Demon Star In Ancient Egypt Calendar May Be Earliest Example Of Variable Star
The Demon Star marked on an ancient Egyptian calendar may be the earliest known record of a variable star, according to astronomers.
MSNBC reports that researcher Lauir Jetso, an astronomer at the University of Helsinki, stated that:
“It seems that the first observation of a variable star was made 3,000 years earlier than was previously thought.”
A variable star is a star that dims in the night sky by a factor of ten when it is eclipsed in the night sky, and the dimming is visible with the naked eye. Web Pro News reports that in the Egyptian calendar, called the Cairo Calendar, a papyrus document dating between 1163 and 1271 B.C, Sebastian Porceddu, an astronomer and Egyptologist at the University of Helsinki:

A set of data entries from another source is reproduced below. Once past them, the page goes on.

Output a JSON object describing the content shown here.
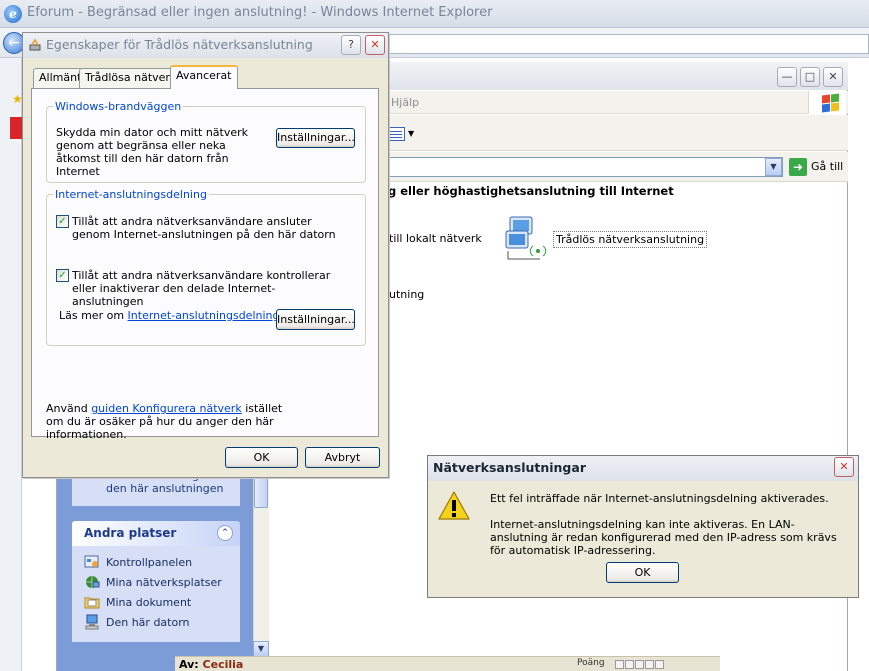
{
  "ie": {
    "title": "Eforum - Begränsad eller ingen anslutning! - Windows Internet Explorer",
    "forum_author_label": "Av:",
    "forum_author_name": "Cecilia",
    "forum_points_label": "Poäng"
  },
  "network_window": {
    "menu_help": "Hjälp",
    "go_to_label": "Gå till",
    "section_header": "g eller höghastighetsanslutning till Internet",
    "lan_item_label": "till lokalt nätverk",
    "wireless_item_label": "Trådlös nätverksanslutning",
    "partial_item_label": "utning",
    "task_item_partial": "Ändra inställningar för den här anslutningen",
    "other_places": {
      "title": "Andra platser",
      "items": [
        {
          "label": "Kontrollpanelen",
          "icon": "control-panel-icon"
        },
        {
          "label": "Mina nätverksplatser",
          "icon": "network-places-icon"
        },
        {
          "label": "Mina dokument",
          "icon": "documents-folder-icon"
        },
        {
          "label": "Den här datorn",
          "icon": "my-computer-icon"
        }
      ]
    }
  },
  "properties_dialog": {
    "title": "Egenskaper för Trådlös nätverksanslutning",
    "tabs": [
      "Allmänt",
      "Trådlösa nätverk",
      "Avancerat"
    ],
    "active_tab": "Avancerat",
    "firewall": {
      "legend": "Windows-brandväggen",
      "description": "Skydda min dator och mitt nätverk genom att begränsa eller neka åtkomst till den här datorn från Internet",
      "settings_button": "Inställningar..."
    },
    "ics": {
      "legend": "Internet-anslutningsdelning",
      "checkbox1_label": "Tillåt att andra nätverksanvändare ansluter genom Internet-anslutningen på den här datorn",
      "checkbox1_checked": true,
      "checkbox2_label": "Tillåt att andra nätverksanvändare kontrollerar eller inaktiverar den delade Internet-anslutningen",
      "checkbox2_checked": true,
      "learn_more_prefix": "Läs mer om",
      "learn_more_link": "Internet-anslutningsdelning",
      "learn_more_suffix": ".",
      "settings_button": "Inställningar..."
    },
    "footer_prefix": "Använd",
    "footer_link": "guiden Konfigurera nätverk",
    "footer_suffix": "istället om du är osäker på hur du anger den här informationen.",
    "ok_button": "OK",
    "cancel_button": "Avbryt"
  },
  "error_dialog": {
    "title": "Nätverksanslutningar",
    "message_line1": "Ett fel inträffade när Internet-anslutningsdelning aktiverades.",
    "message_detail": "Internet-anslutningsdelning kan inte aktiveras. En LAN-anslutning är redan konfigurerad med den IP-adress som krävs för automatisk IP-adressering.",
    "ok_button": "OK",
    "icon": "warning-icon"
  }
}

“The eclipse seems to be linked with the lucky days, because it represents the pacification of the Eye of Horus. A bright Eye of Horus meant it is raging and a threat to mankind.”

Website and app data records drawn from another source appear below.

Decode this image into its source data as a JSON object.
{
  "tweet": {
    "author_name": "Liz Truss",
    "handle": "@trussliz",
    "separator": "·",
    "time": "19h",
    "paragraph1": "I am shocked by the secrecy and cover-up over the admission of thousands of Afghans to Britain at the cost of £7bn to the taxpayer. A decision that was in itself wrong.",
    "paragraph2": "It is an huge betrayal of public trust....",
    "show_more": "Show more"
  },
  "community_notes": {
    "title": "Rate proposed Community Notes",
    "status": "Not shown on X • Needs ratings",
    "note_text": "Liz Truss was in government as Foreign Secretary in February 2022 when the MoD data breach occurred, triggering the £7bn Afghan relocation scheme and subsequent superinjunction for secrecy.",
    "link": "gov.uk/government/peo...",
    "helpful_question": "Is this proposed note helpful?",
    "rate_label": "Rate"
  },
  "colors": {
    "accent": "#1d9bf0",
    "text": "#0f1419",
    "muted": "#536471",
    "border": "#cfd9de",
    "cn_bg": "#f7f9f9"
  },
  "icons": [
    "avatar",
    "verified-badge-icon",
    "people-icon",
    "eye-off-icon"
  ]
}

According to MSNBC, the ancient Egyptians wrote their calendars to show lucky and unlucky days, using three hieroglyphics which indicate either good or bad luck. This reference in the Egyptian calendar closely resembles the pattern of Algol, also known as the Demon Star, which is located about 93 light-years away in the constellation Perseus.
The name comes from the Arabic phrase, ra’s al-ghul, which also means “the demon’s head.” It is the brightest known variable star, also known as an eclipsing binary star. According to MSNBC, the large member of the system, Beta Persei A, is regularly eclipsed by the dimmer Beta Persei B. From our point of view on Earth, Algol’s dimming can be seen without a telescope.
With the discovery of the Demon Star’s reference in the Cairo Calendar, scientists will be looking for more references of variable stars in ancient texts.